Staff agreed that if bullying behaviours were now to occur, they are clear on the type of action that should be taken.
4. Focus on values and collaboration
The organisation focuses on the public sector values and collaboration, endeavouring to put these at the heart of everything staff do. Workshops help staff identify how to make the values and behaviours real, and include examples from managers of when and how they have demonstrated the values and behaviours. Staff agreed that the values and behaviours were prominent in the organisation and it was clear what behaviours would not be tolerated.
New starters have to complete a thorough on-boarding process which also focuses on the values. Rather than being asked to develop performance plans as soon as they start, new staff are placed on an initial 12-week plan where they have to complete a range of tasks, such as building relationships with units across the organisation.
Much work has been done to build strong, collaborative work environments. For example, project teams are set up to have people working together from multiple teams to avoid siloes forming.
5. Happier staff = engaged staff = productive staff
In exit interviews, departing staff regularly report that the organisation is flexible, healthy, friendly and respectful. The HR director said the organisation caters for all types of flexible arrangements, including working from home and part time, or supporting secondments.
Recognising good behaviour and actions in the workplace has been a major driver for positive change. The organisation has set up a reward and recognition program, which includes staff recognition awards and a ‘What Outstanding Work’ (WOW) card system. Any staff member can hand out a card to a colleague, regardless of hierarchy, if they’ve demonstrated outstanding behaviour in line with the values of the organisation. The uptake of the program has grown substantially over the last couple of years.
The HR director said she is not currently aware of any issues of bullying. The organisation monitors workplace culture and bullying with quarterly reviews into health and safety incidents and how staff are demonstrating the values.
Staff said they had greater trust in the organisation and the courage to approach senior leaders when having issues at work. They believed the environment was supportive and friendly. Staff also said there is a stronger understanding of the values and behaviours expected of them.
The CEO said it was certainly possible for bullying behaviours to emerge again, despite the strong organisational culture. Given the small size of the organisation, a single bully can have significant impacts. However, the CEO believes the strong culture and regular monitoring of the organisational climate will help mitigate these issues.
Advice to others
1. Focus on good human resource support
In a small organisation, there is limited support and resources for human resource functions. The CEO consciously built up the human resource capability which led to a greater focus on people and culture. This has helped ensure a strong workplace culture which can help mitigate bullying behaviours.
2. Deal with issues early and be consistent in order to build trust in the organisation
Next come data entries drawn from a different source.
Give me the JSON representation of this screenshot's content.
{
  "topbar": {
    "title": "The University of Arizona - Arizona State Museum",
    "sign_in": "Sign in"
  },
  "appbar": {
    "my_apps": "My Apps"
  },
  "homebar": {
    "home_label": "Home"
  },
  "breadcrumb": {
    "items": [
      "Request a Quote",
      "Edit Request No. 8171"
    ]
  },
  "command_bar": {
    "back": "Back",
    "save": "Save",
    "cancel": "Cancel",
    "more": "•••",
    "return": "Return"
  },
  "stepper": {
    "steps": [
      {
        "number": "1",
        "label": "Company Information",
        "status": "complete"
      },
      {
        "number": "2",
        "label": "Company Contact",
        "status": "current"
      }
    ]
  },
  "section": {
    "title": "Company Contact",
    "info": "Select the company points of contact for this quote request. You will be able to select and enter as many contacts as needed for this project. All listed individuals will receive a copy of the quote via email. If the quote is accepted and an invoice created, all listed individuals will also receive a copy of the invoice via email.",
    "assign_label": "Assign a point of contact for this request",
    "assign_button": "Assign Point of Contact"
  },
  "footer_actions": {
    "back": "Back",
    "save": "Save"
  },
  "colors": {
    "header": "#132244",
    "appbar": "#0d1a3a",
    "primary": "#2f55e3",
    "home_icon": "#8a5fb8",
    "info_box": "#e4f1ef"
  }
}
One of the key lessons is to deal with bullying early, rather than letting it grow into a major problem like it did for the organisation. Dealing with matters consistently was also important. Trust can be damaged if one person can get away with behaviours and others do not.Keeping records of poor behaviours and complaints is essential to gathering evidence of persistent bullying behaviours and identifying systemic issues. If a bullying case progresses to legal proceedings, the CEO would encourage organisations to tackle this head on if there is strong evidence of bullying behaviour. It sends a message and builds trust among staff.